Wilczek outlines how this understanding was gradually achieved, giving due credit to Newton, who first showed how to set up mathematical theories of the world. He also spotlights figures less often associated with this story, such as the Italian Renaissance architect and engineer Filippo Brunelleschi, who explored projective geometry, a branch of mathematics dealing with the relationships between geometric figures that would later become important to physicists. We are told about a crucial contribution made by the German mathematician Emmy Noether: she established links between special symmetries of fundamental theory and conservation laws – for example, energy – making crucial links between deep properties of theory and quantities that experimenters could measure. This was a crucial link between theoretical symmetries and real quantities that experimenters could measure.
Wilczek is perceptive, too, on the work of great Scot James Clerk Maxwell, described here as “the first truly modern scientist”. It was Maxwell who first gave us a unified description of electricity and magnetism by focusing on electric and magnetic fields, and other related quantities. This was an amazingly successful theory, predicting correctly that light is actually a wave of electromagnetism.
At one point, we are alerted to the approach of another “obligatory paragraph of cartoon history”. He is clearly aware that many historians will take exception to his playing fast and loose with the details of their subjects. But you read a book like this not to be educated in history, but to be enlightened by a fresh perspective on modern scientific thinking from an expert with a flair for jargon-free exposition.

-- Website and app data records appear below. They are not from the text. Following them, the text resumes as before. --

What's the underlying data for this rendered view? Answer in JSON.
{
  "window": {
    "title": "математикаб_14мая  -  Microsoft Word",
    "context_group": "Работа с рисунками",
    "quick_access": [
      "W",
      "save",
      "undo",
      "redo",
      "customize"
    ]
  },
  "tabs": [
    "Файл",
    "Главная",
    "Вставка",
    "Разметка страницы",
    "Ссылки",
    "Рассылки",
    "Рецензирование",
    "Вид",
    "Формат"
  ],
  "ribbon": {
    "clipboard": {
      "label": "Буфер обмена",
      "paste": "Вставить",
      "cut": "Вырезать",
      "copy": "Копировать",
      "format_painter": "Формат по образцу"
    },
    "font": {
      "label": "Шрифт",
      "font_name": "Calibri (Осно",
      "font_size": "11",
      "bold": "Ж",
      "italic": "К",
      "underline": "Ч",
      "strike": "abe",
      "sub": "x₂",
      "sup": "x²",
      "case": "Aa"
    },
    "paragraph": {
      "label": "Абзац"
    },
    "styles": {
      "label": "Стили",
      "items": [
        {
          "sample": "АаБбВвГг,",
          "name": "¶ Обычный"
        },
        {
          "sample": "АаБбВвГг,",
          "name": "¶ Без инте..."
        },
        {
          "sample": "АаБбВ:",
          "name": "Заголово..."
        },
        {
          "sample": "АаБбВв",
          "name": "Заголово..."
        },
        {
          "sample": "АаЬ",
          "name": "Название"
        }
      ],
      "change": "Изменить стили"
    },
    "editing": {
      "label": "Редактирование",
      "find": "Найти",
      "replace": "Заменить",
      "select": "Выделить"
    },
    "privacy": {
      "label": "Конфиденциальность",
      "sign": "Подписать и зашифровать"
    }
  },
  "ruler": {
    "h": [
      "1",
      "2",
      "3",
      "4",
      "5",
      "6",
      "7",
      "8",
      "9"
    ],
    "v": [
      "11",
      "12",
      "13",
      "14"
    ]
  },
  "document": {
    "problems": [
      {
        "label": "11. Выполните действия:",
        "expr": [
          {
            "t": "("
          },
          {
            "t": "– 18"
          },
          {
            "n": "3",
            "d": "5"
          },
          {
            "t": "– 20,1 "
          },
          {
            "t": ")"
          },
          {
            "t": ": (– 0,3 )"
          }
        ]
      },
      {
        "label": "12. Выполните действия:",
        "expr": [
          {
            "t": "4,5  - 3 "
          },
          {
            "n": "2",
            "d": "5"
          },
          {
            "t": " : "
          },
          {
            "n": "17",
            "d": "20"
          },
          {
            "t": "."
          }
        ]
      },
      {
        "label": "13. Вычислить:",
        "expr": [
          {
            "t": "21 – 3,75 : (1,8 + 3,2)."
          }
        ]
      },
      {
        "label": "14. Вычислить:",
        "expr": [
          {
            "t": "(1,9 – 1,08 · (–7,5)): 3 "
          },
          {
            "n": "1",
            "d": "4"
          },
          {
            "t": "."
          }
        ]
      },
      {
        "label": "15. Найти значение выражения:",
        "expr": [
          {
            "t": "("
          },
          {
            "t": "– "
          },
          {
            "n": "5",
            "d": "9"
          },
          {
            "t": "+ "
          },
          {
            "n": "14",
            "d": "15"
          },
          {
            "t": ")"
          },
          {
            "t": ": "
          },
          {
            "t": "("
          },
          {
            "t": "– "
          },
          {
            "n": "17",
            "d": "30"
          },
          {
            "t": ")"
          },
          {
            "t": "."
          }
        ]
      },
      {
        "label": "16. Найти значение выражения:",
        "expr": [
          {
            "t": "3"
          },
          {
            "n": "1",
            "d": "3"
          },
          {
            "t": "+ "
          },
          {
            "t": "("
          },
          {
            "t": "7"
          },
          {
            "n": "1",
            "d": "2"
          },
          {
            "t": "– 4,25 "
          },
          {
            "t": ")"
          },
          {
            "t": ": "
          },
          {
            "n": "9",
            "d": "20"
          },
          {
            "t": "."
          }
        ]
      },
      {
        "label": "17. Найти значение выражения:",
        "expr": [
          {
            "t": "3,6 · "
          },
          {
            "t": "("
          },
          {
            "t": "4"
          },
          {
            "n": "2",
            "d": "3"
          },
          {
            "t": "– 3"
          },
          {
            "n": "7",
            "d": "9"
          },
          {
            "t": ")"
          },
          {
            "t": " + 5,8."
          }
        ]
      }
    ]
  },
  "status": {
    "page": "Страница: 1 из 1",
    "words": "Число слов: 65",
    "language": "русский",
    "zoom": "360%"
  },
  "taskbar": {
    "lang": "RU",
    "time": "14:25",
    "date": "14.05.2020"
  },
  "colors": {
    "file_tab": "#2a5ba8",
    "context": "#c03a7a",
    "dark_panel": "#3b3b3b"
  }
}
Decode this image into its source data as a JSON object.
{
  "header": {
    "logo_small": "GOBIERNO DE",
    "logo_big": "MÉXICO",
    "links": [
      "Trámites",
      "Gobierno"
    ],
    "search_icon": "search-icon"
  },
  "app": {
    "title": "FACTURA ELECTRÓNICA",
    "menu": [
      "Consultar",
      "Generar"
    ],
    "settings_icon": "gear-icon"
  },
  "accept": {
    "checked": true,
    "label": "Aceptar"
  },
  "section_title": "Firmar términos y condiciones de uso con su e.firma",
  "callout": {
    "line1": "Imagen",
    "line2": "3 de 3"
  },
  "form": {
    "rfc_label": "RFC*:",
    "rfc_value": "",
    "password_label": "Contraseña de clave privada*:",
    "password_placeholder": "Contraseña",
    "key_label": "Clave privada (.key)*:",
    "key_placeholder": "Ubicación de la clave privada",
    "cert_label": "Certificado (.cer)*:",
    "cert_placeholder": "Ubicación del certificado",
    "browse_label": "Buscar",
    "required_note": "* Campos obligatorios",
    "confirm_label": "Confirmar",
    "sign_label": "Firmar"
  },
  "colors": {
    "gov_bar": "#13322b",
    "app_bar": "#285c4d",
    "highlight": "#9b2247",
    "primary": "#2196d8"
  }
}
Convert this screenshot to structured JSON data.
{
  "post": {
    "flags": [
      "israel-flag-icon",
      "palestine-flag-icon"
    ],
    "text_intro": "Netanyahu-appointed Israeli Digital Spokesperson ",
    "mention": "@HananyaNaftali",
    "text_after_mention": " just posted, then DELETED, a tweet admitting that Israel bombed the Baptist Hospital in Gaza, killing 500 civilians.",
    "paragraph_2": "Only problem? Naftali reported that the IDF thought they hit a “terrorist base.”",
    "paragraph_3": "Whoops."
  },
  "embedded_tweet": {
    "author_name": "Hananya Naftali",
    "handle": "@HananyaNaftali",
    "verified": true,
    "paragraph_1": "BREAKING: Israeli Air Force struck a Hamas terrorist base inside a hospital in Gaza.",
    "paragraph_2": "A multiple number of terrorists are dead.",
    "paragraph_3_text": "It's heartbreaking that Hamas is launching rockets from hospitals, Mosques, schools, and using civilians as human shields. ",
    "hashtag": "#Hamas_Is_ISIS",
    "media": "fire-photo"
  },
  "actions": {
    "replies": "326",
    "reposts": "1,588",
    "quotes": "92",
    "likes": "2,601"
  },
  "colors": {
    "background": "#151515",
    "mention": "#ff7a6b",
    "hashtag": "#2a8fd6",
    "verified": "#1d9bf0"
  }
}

Wilczek writes A Beautiful Question with bracing pizzazz, though his liberal deployment of exclamation marks may irritate readers who like their science presented with a Dawkinsian grace.
Having heavily praised the Standard Model, Wilczek points out that it has serious flaws (it cannot account for the behaviour of matter at ultra-high energies, for example). One much-favoured enhancement of the Model is the phenomenon known as supersymmetry, which many experts would dearly love to see showing up at the Large Hadron Collider at Cern, where experimenters first observed the Higgs boson in 2012. Wilczek sketches some basic ideas of supersymmetry, which many of its aficionados regard as too beautiful to be entirely wrong. The same could be said of modern string theory, according to which the most fundamental entities of nature are not only the familiar point-like particles but also unimaginably tiny, wiggling surfaces and pieces of string.
Many theoreticians believe this is a promising step towards a fully unified description of nature at the deepest level, though the theory is still ill-understood and has yet to make a clear-cut prediction that experimenters can check, to test its validity. The theory’s advocates, including several of the world’s leading theoretical physicists, draw encouragement from its surpassing mathematical beauty and the fact that, for the first time, it explains the very existence of gravity. Wilczek does not discuss the theory here, perhaps because he is not convinced that its aesthetic virtues outweigh its shortcomings as a workable account of nature.
In the final analysis, aesthetic arguments in science are as subjective as they are in art, where the concept of beauty has long been infra dig. I am not sure that Wilczek’s line of argument in this book would have been appreciated, for example, by Picasso, who remarked in the late 1940s: “I hate that aesthetic game of the eye and the mind, played by these connoisseurs, these mandarins who ‘appreciate’ beauty.” There is “no such thing” as beauty, he added, apparently not knowing that the world’s leading theoretical physicists had long perceived it in abundance. And, as this book demonstrates, they still do.
A Beautiful Question: Finding Nature’s Deep Design by Frank Wilczek (Penguin Press)